As you manage your classroom, consider the following elements:



Management involves a wide range of functions related to website development. Let's explore policies, promotion, and staffing.


Policies are a pain to write and maintain, but they are essential for a smooth running school, library, or website.

Rather than building all new policies, see how your website issues might be addressed using current center policies. For example, you already have a collection development policy. How do web resources fit into this policy? An appendix or the addition of a sentence may be all that you need.

Some people may ask, why bother? It's the same reason you build your house to withstand an earthquake. Be prepared for the worst. In the case of a website, the worst might be a challenge to website content.

Collection Development Policy

Like the books you select, the web resources you choose should meet the guidelines established in your collection development policy. For example, if you're working with young children, you'll want to consider readability and developmentally appropriate materials.

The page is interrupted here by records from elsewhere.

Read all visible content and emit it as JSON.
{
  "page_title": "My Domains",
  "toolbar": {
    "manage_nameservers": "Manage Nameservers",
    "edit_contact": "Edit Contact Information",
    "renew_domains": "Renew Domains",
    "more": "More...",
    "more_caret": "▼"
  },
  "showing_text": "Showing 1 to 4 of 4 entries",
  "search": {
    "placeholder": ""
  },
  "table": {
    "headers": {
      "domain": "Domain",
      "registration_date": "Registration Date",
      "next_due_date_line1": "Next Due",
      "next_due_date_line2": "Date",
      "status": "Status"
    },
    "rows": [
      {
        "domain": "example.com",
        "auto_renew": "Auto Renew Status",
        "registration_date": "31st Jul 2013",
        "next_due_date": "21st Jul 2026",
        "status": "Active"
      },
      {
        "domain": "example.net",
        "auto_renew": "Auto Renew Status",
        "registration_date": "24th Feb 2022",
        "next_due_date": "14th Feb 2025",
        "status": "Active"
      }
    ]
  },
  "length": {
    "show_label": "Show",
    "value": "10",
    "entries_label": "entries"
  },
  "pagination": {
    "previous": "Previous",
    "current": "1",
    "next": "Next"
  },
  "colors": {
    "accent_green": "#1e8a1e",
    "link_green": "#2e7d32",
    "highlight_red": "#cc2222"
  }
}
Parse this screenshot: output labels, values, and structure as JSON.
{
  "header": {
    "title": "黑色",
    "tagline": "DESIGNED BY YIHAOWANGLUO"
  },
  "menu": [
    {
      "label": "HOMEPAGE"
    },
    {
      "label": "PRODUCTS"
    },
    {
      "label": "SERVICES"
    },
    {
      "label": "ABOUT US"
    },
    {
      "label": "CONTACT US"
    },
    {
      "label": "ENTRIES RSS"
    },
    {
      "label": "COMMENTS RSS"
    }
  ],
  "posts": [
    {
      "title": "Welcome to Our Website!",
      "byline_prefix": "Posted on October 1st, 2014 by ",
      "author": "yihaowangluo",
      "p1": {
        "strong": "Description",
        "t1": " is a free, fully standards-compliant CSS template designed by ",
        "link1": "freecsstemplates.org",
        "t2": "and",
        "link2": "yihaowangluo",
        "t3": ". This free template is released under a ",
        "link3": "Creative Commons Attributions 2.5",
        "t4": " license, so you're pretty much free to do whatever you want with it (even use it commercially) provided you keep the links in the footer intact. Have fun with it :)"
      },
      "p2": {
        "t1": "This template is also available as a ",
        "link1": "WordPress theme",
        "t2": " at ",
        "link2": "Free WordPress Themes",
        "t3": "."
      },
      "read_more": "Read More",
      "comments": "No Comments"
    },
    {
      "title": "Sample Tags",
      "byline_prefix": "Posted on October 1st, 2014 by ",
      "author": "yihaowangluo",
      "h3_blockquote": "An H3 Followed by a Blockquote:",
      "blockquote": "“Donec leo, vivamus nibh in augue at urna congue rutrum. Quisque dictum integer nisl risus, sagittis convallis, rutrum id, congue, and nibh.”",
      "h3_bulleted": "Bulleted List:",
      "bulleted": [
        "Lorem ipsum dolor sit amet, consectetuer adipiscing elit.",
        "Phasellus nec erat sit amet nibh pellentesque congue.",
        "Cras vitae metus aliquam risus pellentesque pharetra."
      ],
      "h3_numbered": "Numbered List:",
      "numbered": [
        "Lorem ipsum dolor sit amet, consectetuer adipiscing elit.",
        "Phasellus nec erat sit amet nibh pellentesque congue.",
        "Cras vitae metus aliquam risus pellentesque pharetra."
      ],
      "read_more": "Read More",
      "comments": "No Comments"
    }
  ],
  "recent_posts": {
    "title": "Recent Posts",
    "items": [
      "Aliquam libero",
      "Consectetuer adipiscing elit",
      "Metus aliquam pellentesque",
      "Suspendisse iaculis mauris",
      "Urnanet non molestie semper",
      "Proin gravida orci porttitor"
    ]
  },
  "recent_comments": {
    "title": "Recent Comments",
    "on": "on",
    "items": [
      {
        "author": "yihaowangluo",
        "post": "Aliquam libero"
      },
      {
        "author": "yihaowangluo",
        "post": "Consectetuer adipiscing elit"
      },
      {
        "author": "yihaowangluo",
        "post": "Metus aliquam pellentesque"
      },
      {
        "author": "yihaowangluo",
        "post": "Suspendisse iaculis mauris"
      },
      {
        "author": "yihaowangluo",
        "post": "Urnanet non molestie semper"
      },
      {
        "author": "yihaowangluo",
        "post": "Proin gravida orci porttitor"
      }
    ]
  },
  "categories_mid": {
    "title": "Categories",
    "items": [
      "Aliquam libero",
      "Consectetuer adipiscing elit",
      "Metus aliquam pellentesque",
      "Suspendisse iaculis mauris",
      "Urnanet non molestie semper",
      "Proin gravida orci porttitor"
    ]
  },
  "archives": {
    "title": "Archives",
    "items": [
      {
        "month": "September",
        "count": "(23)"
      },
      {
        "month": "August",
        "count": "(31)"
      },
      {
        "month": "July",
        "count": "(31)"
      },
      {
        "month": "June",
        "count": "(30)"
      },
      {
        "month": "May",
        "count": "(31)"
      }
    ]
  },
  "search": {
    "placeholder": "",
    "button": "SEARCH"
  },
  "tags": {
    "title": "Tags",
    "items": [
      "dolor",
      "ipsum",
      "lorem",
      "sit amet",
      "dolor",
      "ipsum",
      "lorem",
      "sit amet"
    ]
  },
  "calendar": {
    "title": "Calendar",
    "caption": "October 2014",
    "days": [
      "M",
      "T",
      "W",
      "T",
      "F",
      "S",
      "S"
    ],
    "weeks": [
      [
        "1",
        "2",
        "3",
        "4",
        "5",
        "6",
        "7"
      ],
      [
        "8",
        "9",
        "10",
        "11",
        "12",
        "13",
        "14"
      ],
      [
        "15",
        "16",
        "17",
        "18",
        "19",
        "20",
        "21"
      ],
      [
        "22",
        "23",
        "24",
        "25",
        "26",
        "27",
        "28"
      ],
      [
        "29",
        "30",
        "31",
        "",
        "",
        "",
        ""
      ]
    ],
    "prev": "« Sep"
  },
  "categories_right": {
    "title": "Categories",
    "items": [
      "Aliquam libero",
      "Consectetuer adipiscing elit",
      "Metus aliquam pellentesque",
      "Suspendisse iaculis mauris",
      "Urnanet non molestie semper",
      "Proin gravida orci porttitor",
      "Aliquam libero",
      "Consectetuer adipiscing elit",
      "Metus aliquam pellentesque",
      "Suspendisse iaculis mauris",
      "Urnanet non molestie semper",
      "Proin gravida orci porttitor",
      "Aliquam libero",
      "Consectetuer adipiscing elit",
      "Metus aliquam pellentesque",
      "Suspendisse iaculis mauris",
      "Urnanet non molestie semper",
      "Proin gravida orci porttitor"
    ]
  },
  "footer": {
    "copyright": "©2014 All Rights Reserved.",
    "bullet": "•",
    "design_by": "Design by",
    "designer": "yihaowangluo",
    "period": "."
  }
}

Acceptable Use Policy

You need a policy related to acceptable use of your school or library computers. Although you might start out by quoting the ALA policy on freedom of information, you may also describe the individual's responsibility. Some schools and libraries use filters. A policy should state how these filters are used.

Licensing Policy

Many of your electronic materials have specific licensing guidelines. In other words, some subscription services must be used on library or school computers. In some cases, a password may be given to local users only. Be sure to check your subscription agreement before you open a resource to the general public.

If your policies require you to restrict access, read the links at the Remote User Authentication in Libraries.

Content Disclaimer

No matter how often you update your website, there will always be broken links and links you are unable to control. Your disclaimer should clearly state that you are responsible for the content created by your library or school, but not the external links. Always provide an email link, so people can email you broken links or content concerns.


Do your students, parents, or patrons visit your site regularly? Do they even know it exists? You need a plan for website promotion.

Read Marketing Your Organization's Web Site by J. Cravens to learn about some of the issues in site marketing. Written from the perspective of an online business, The Web Marketing Checklist: 32 Ways to Promote Your Website by R. F. Wilson contains useful strategies that can be used by libraries and other organizations.

Like any good promotion, you need a strategy to establish your client base, then keep them coming back. You might start with posters, bookmarks, demonstrations, and public service announcements to advertise your resources. Next, be sure that people know that new things are being posted all the time. Posting student projects, user comments, and other local materials are a good way to generate interest. Can you get others involved? For example, develop a relationship with a local grocery store or community group. Then, list them as sponsors for special projects.


Everyone on the school or library staff should be familiar with the content and use of the website. Although not everyone will be developing and posting pages themselves, everyone should be encouraged to play a role in the success of the materials. From content development to checking links, there are many ways staff members can help. A truly interactive website may require a number of ongoing responsibilities such as checking email, monitoring discussion groups, or checking online registrations or scheduling.

In order for staff to play an active role, you may need to set up training sessions. You can do the same with student workers. Consider very short training sessions that focus on specific topics such as using the digital camera, resizing photographs, or answering email questions.

| eduscapes | IUPUI Online Courses | Teacher Tap | 42explore | About Us | Contact Us | © 2006-2013 Annette Lamb & Larry Johnson